"We had among the worst injuries in the league but we still won 15 games and are in the finals so it's paid off in terms of the calibre of imports and the tremendous veteran Kiwi players we have as well as the way we have played technically."
Playing the big-budget franchises "normally" was out of the question, he said, thus the "unusual" way of playing.
"It could have gone poorly but it's obviously gone well."
Coronel agreed Singler was rusty but emphasised his basketball IQ was second to none.
"He's so smart so even when the time he's so rusty he's still going to be valuable to us with his intelligence."
Rusbatch scored 20 points and was one rebound shy of a double-double. Singler added 11 points and plucked eight off the boards while Kenny registered a triple seven of points, rebounds and assists.
The Hawks, he said, were thrilled for their teammates who had won accolades at the end-of-the-season awards last night.
Coronel said they were mindful individuals got the gongs because others around them did the hard yards to put them in that position to benefit.
"As outstanding as Tim Quarterman was, he's not going to get any awards if he doesn't get the support," he said of the 2019 league scoring champion.
2019 NBL AWARDS
The NBL had also toasted its outstanding performers, including five Hawks, at an awards night at the Christchurch Casino yesterday:
■ MVP: Nick Kay (Saints).
■ All-Star 5: Shea Ili (Saints), Cameron Gliddon (Rams), EJ Singler (Hawks), Nick Kay (Saints), Brandon Bowman (Hawks).
■ Most outstanding guard, Keith Carr Award: Gliddon.
■ Most outstanding NZ guard, John MacDonald Award: Shea Ili (Saints).
■ Most outstanding forward/centre, Commissioner's Award: Kay.
■ Most outstanding NZ forward/centre, Stan Hill Award: Rob Loe (Saints).
■ Coach of the year: Mick Downer (Rams).
■ Most improved player: Ethan Rusbatch (Hawks).
■ Best defensive player: Isaiah Wilkins (Rams).
■ Youth player of the year: Tyrell Harrison (Nelson Giants).
■ Fans' most popular player: Dom Kelman-Poto (Southland Sharks).
■ League scoring champion, Alan Bland Award: Tim Quarterman (Auckland Rangers).
■ League rebounding champion, Garry Pettis Award: Marcel Jones (Southern Huskies).
■ League assists champion, Dave Taylor Award: Jarrod Kenny (Hawks).
■ Golden hands: Kay.
■ Leading free-throw percentage: Alex Pledger (Sharks).
■ Leading 3pt percentage: Daniel Kickert (Hawks).

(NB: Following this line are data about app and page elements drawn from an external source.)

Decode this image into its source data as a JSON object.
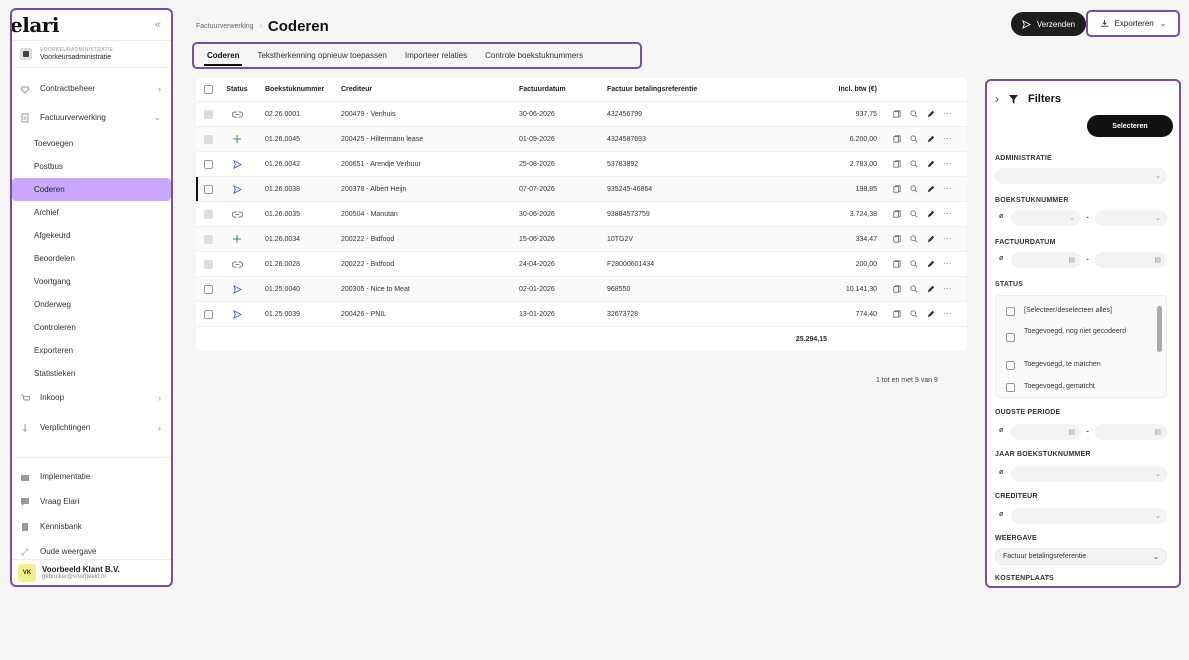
{
  "app": {
    "logo": "elari",
    "collapse_icon": "chevrons-left-icon"
  },
  "admin": {
    "label": "VOORKEURADMINISTRATIE",
    "value": "Voorkeursadministratie"
  },
  "sidebar": {
    "items": [
      {
        "label": "Contractbeheer",
        "icon": "diamond-icon"
      },
      {
        "label": "Factuurverwerking",
        "icon": "document-icon"
      }
    ],
    "subitems": [
      "Toevoegen",
      "Postbus",
      "Coderen",
      "Archief",
      "Afgekeurd",
      "Beoordelen",
      "Voortgang",
      "Onderweg",
      "Controleren",
      "Exporteren",
      "Statistieken"
    ],
    "items2": [
      {
        "label": "Inkoop",
        "icon": "cart-icon"
      },
      {
        "label": "Verplichtingen",
        "icon": "pin-icon"
      }
    ],
    "bottom": [
      {
        "label": "Implementatie",
        "icon": "briefcase-icon"
      },
      {
        "label": "Vraag Elari",
        "icon": "chat-icon"
      },
      {
        "label": "Kennisbank",
        "icon": "book-icon"
      },
      {
        "label": "Oude weergave",
        "icon": "swap-icon"
      }
    ],
    "user": {
      "initials": "VK",
      "name": "Voorbeeld Klant B.V.",
      "email": "gebruiker@voorbeeld.nl"
    }
  },
  "header": {
    "breadcrumb_parent": "Factuurverwerking",
    "title": "Coderen",
    "send_label": "Verzenden",
    "export_label": "Exporteren"
  },
  "tabs": [
    "Coderen",
    "Tekstherkenning opnieuw toepassen",
    "Importeer relaties",
    "Controle boekstuknummers"
  ],
  "table": {
    "columns": [
      "Status",
      "Boekstuknummer",
      "Crediteur",
      "Factuurdatum",
      "Factuur betalingsreferentie",
      "Incl. btw (€)"
    ],
    "rows": [
      {
        "status": "link",
        "nr": "02.26.0001",
        "crediteur": "200479 - Venhuis",
        "datum": "30-06-2026",
        "ref": "432456799",
        "amount": "937,75"
      },
      {
        "status": "plus",
        "nr": "01.26.0045",
        "crediteur": "200425 - Hiltermann lease",
        "datum": "01-09-2026",
        "ref": "4324587693",
        "amount": "6.200,00"
      },
      {
        "status": "send",
        "nr": "01.26.0042",
        "crediteur": "200651 - Arendje Verhuur",
        "datum": "25-08-2026",
        "ref": "53783892",
        "amount": "2.783,00"
      },
      {
        "status": "send",
        "nr": "01.26.0038",
        "crediteur": "200378 - Albert Heijn",
        "datum": "07-07-2026",
        "ref": "935245-46864",
        "amount": "198,85"
      },
      {
        "status": "link",
        "nr": "01.26.0035",
        "crediteur": "200504 - Manutan",
        "datum": "30-06-2026",
        "ref": "93884573759",
        "amount": "3.724,38"
      },
      {
        "status": "plus",
        "nr": "01.26.0034",
        "crediteur": "200222 - Bidfood",
        "datum": "15-06-2026",
        "ref": "10TG2V",
        "amount": "334,47"
      },
      {
        "status": "link",
        "nr": "01.26.0028",
        "crediteur": "200222 - Bidfood",
        "datum": "24-04-2026",
        "ref": "F28000601434",
        "amount": "200,00"
      },
      {
        "status": "send",
        "nr": "01.25.0040",
        "crediteur": "200305 - Nice to Meat",
        "datum": "02-01-2026",
        "ref": "968550",
        "amount": "10.141,30"
      },
      {
        "status": "send",
        "nr": "01.25.0039",
        "crediteur": "200426 - PNIL",
        "datum": "13-01-2026",
        "ref": "32673728",
        "amount": "774,40"
      }
    ],
    "total": "25.294,15",
    "pager": "1 tot en met 9 van 9"
  },
  "filters": {
    "title": "Filters",
    "select_label": "Selecteren",
    "administratie": "ADMINISTRATIE",
    "boekstuknummer": "BOEKSTUKNUMMER",
    "factuurdatum": "FACTUURDATUM",
    "status": "STATUS",
    "status_options": [
      "[Selecteer/deselecteer alles]",
      "Toegevoegd, nog niet gecodeerd",
      "Toegevoegd, te matchen",
      "Toegevoegd, gematcht"
    ],
    "oudste_periode": "OUDSTE PERIODE",
    "jaar": "JAAR BOEKSTUKNUMMER",
    "crediteur": "CREDITEUR",
    "weergave": "WEERGAVE",
    "weergave_value": "Factuur betalingsreferentie",
    "kostenplaats": "KOSTENPLAATS",
    "null_symbol": "ø",
    "dash": "-"
  },
  "colors": {
    "accent": "#c9a9ff",
    "outline": "#7a4ea6",
    "dark": "#1e1e1e"
  }
}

■ Referee of the year: Marty Davidson.
■ Team GM of the year: Julie Bensemann (Giants).
■ Best game presentation: Southland Sharks.
■ Best fan engagement: Rams.
■ Best social media: Sharks.